Strange dreams arose upon him towards morning. He was in a garden, which in boyhood he had often visited; he looked with pleasure at the well-known alleys, hedges, flowerbeds: Mariana met him, he spoke to her with love and tenderness, recollecting nothing of any bygone grievance. Ere long his father joined them, in his week-day dress; with a look of frankness that was rare in him, he bade his son fetch two seats from the garden-house; then took Mariana by the hand, and led her into a grove.

Wilhelm hastened to the garden-house, but found it altogether empty; only at a window in the farther side he saw Aurelia standing. He went forward and addressed her, but she turned not round; and though he placed himself beside her, he could never see her face. He looked out from the window; in an unknown garden, there were several people, some of whom he recognised. Frau Melina, seated under a tree was playing with a rose, which she had in her hand; Laertes stood beside her, counting money from the one hand to the other. Mignon and Felix were lying on the grass; the former on her back, the latter on his face. Philina came and clapped her hands above the children; Mignon lay unmoved; Felix started up and fled. At first he laughed while running, as Philina followed: but he screamed in terror, when he saw the Harper coming after him with large, slow steps. Felix ran directly to a pond; Wilhelm hastened after him: too late; the child was lying in the water! Wilhelm stood as if rooted to the spot. The fair Amazon appeared on the other side of the pond; she stretched her right hand towards the child, and walked along the shore. The child came through the water, by the course her finger pointed to; he followed her as she went round; at last she reached her hand to him, and pulled him out. Wilhelm had come nearer: the child was all in flames; fiery drops were falling from his body. Wilhelm’s agony was greater than ever; but instantly the Amazon took a white veil from her head, and covered up the child with it. The fire was at once quenched. But when she lifted up the veil, two boys sprang out from under it, and frolicsomely sported to and fro; while Wilhelm and the Amazon proceeded hand in hand across the garden; and noticed in the distance Mariana and his father walking in an alley, which was formed of lofty trees, and seemed to go quite round the garden. He turned his steps to them, and with his beautiful attendant was moving through the garden, when suddenly the fair-haired Friedrich came across their path, and kept them back with loud laughter and a thousand tricks. Still, however, they insisted on proceeding; and Friedrich hastened off, running towards Mariana and the father. These seemed to fly before him; he pursued the faster; till Wilhelm saw them hovering down the alley almost as on wings.

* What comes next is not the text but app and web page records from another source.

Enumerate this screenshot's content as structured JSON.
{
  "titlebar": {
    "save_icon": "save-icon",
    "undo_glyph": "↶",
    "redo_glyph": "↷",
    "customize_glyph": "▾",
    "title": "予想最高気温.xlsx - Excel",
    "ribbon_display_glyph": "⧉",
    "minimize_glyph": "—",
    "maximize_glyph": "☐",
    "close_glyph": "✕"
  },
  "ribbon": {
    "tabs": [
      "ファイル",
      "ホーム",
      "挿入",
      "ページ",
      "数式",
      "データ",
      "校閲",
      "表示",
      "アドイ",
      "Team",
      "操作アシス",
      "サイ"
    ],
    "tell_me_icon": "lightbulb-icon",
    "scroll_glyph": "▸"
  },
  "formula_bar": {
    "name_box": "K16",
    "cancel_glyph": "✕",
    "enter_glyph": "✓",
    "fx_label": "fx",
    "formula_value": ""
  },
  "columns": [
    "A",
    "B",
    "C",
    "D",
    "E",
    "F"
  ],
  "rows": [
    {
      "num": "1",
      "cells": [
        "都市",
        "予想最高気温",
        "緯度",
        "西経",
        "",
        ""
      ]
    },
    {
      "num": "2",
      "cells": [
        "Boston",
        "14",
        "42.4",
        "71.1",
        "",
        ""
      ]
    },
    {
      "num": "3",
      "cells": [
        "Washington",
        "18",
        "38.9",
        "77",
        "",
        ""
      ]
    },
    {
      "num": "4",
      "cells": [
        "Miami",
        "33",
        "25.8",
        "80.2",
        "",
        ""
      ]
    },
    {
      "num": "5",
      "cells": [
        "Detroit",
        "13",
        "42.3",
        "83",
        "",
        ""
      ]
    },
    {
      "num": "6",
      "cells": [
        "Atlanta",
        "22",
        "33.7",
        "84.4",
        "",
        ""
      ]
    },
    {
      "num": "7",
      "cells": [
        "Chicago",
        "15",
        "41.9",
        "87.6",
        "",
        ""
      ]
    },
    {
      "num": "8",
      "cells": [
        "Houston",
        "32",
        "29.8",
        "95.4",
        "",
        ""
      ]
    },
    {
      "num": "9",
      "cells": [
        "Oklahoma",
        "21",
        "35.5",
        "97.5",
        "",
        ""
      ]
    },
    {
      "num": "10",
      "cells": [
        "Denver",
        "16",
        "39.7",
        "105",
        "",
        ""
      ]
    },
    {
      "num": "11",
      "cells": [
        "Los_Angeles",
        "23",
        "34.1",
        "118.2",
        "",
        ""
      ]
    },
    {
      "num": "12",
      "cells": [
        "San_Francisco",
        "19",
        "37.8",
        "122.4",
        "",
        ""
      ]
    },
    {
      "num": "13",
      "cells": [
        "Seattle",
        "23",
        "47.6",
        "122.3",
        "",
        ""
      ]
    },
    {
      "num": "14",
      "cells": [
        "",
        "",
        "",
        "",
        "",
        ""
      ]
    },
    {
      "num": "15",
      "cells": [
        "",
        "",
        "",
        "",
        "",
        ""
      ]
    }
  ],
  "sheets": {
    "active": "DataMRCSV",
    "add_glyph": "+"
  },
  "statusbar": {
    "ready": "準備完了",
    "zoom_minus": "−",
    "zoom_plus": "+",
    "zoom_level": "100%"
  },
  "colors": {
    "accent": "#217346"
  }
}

Nature and inclination called on him to go, and help them; but the hand of the Amazon detained him. How gladly did he let himself be held! With this mingled feeling he awoke; and found his chamber shining with the morning beams.